Data extract =
--*--

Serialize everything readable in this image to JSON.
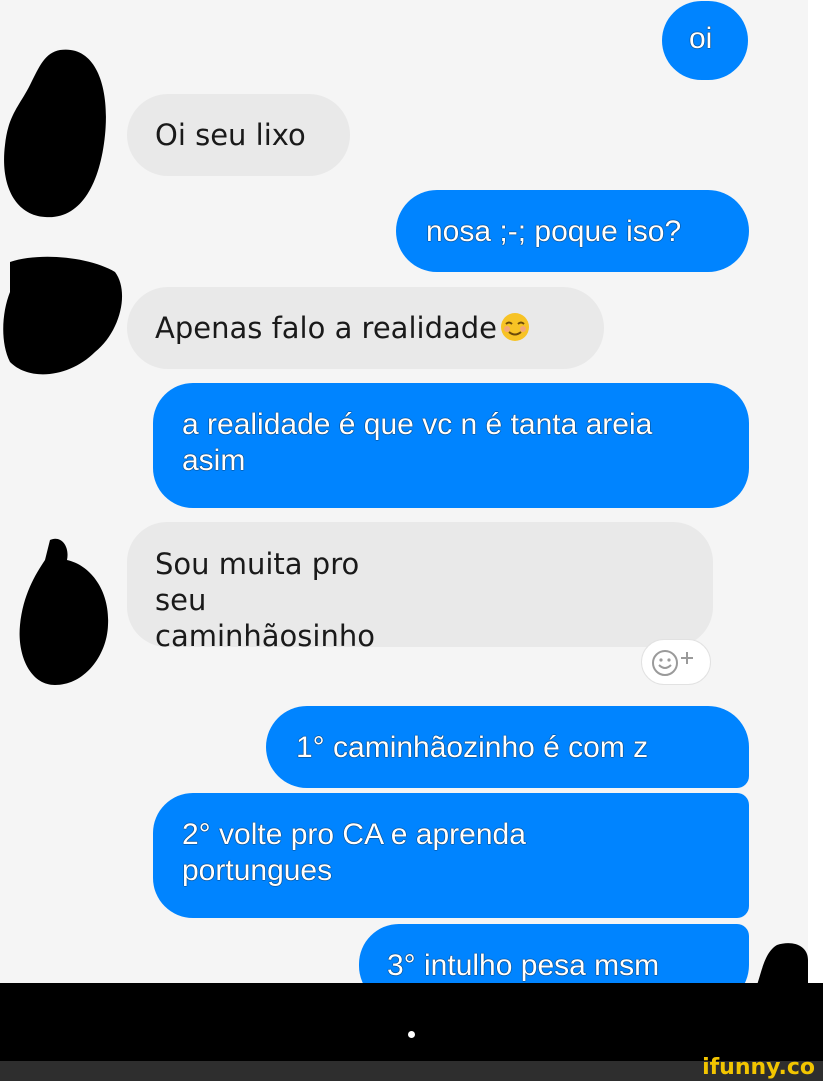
{
  "conversation": {
    "messages": [
      {
        "side": "sent",
        "text": "oi"
      },
      {
        "side": "received",
        "text": "Oi seu lixo"
      },
      {
        "side": "sent",
        "text": "nosa ;-; poque iso?"
      },
      {
        "side": "received",
        "text": "Apenas falo a realidade",
        "emoji": "relieved-face"
      },
      {
        "side": "sent",
        "text": "a realidade é que vc n é tanta areia asim"
      },
      {
        "side": "received",
        "text": "Sou muita pro seu caminhãosinho"
      },
      {
        "side": "sent",
        "text": "1° caminhãozinho é com z"
      },
      {
        "side": "sent",
        "text": "2° volte pro CA e aprenda portungues"
      },
      {
        "side": "sent",
        "text": "3° intulho pesa msm"
      }
    ],
    "reaction_button": {
      "icon": "add-reaction-icon"
    }
  },
  "colors": {
    "sent_bubble": "#0084ff",
    "received_bubble": "#e9e9e9",
    "background": "#f5f5f5"
  },
  "watermark": {
    "text": "ifunny.co"
  }
}
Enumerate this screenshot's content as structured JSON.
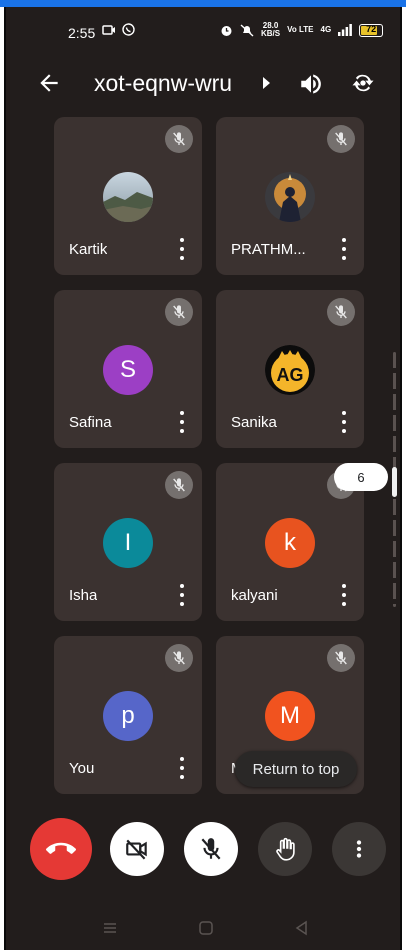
{
  "status_bar": {
    "time": "2:55",
    "speed_value": "28.0",
    "speed_unit": "KB/S",
    "network_label": "Vo LTE",
    "signal_label": "4G",
    "battery": "72"
  },
  "header": {
    "meeting_code": "xot-eqnw-wru"
  },
  "participants": [
    {
      "name": "Kartik",
      "avatar_type": "photo",
      "initial": ""
    },
    {
      "name": "PRATHM...",
      "avatar_type": "photo",
      "initial": ""
    },
    {
      "name": "Safina",
      "avatar_type": "letter",
      "initial": "S",
      "color": "#9c3fc5"
    },
    {
      "name": "Sanika",
      "avatar_type": "logo",
      "initial": "AG"
    },
    {
      "name": "Isha",
      "avatar_type": "letter",
      "initial": "I",
      "color": "#0b8a9a"
    },
    {
      "name": "kalyani",
      "avatar_type": "letter",
      "initial": "k",
      "color": "#e8531f"
    },
    {
      "name": "You",
      "avatar_type": "letter",
      "initial": "p",
      "color": "#5666c9"
    },
    {
      "name": "M",
      "avatar_type": "letter",
      "initial": "M",
      "color": "#f1531f"
    }
  ],
  "page_indicator": "6",
  "return_to_top_label": "Return to top",
  "controls": [
    {
      "name": "end-call",
      "icon": "phone-hangup-icon",
      "color": "#e53935"
    },
    {
      "name": "camera-off",
      "icon": "camera-off-icon",
      "color": "#ffffff"
    },
    {
      "name": "mic-off",
      "icon": "mic-off-icon",
      "color": "#ffffff"
    },
    {
      "name": "raise-hand",
      "icon": "hand-icon",
      "color": "#3b3735"
    },
    {
      "name": "more-options",
      "icon": "more-vert-icon",
      "color": "#3b3735"
    }
  ]
}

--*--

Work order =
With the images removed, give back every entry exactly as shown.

Exercise output =
Serialize everything readable in this image to JSON.
{
  "conversation": {
    "messages": [
      {
        "side": "sent",
        "text": "oi"
      },
      {
        "side": "received",
        "text": "Oi seu lixo"
      },
      {
        "side": "sent",
        "text": "nosa ;-; poque iso?"
      },
      {
        "side": "received",
        "text": "Apenas falo a realidade",
        "emoji": "relieved-face"
      },
      {
        "side": "sent",
        "text": "a realidade é que vc n é tanta areia asim"
      },
      {
        "side": "received",
        "text": "Sou muita pro seu caminhãosinho"
      },
      {
        "side": "sent",
        "text": "1° caminhãozinho é com z"
      },
      {
        "side": "sent",
        "text": "2° volte pro CA e aprenda portungues"
      },
      {
        "side": "sent",
        "text": "3° intulho pesa msm"
      }
    ],
    "reaction_button": {
      "icon": "add-reaction-icon"
    }
  },
  "colors": {
    "sent_bubble": "#0084ff",
    "received_bubble": "#e9e9e9",
    "background": "#f5f5f5"
  },
  "watermark": {
    "text": "ifunny.co"
  }
}
Enumerate this screenshot's content as structured JSON.
{
  "status_bar": {
    "time": "2:55",
    "speed_value": "28.0",
    "speed_unit": "KB/S",
    "network_label": "Vo LTE",
    "signal_label": "4G",
    "battery": "72"
  },
  "header": {
    "meeting_code": "xot-eqnw-wru"
  },
  "participants": [
    {
      "name": "Kartik",
      "avatar_type": "photo",
      "initial": ""
    },
    {
      "name": "PRATHM...",
      "avatar_type": "photo",
      "initial": ""
    },
    {
      "name": "Safina",
      "avatar_type": "letter",
      "initial": "S",
      "color": "#9c3fc5"
    },
    {
      "name": "Sanika",
      "avatar_type": "logo",
      "initial": "AG"
    },
    {
      "name": "Isha",
      "avatar_type": "letter",
      "initial": "I",
      "color": "#0b8a9a"
    },
    {
      "name": "kalyani",
      "avatar_type": "letter",
      "initial": "k",
      "color": "#e8531f"
    },
    {
      "name": "You",
      "avatar_type": "letter",
      "initial": "p",
      "color": "#5666c9"
    },
    {
      "name": "M",
      "avatar_type": "letter",
      "initial": "M",
      "color": "#f1531f"
    }
  ],
  "page_indicator": "6",
  "return_to_top_label": "Return to top",
  "controls": [
    {
      "name": "end-call",
      "icon": "phone-hangup-icon",
      "color": "#e53935"
    },
    {
      "name": "camera-off",
      "icon": "camera-off-icon",
      "color": "#ffffff"
    },
    {
      "name": "mic-off",
      "icon": "mic-off-icon",
      "color": "#ffffff"
    },
    {
      "name": "raise-hand",
      "icon": "hand-icon",
      "color": "#3b3735"
    },
    {
      "name": "more-options",
      "icon": "more-vert-icon",
      "color": "#3b3735"
    }
  ]
}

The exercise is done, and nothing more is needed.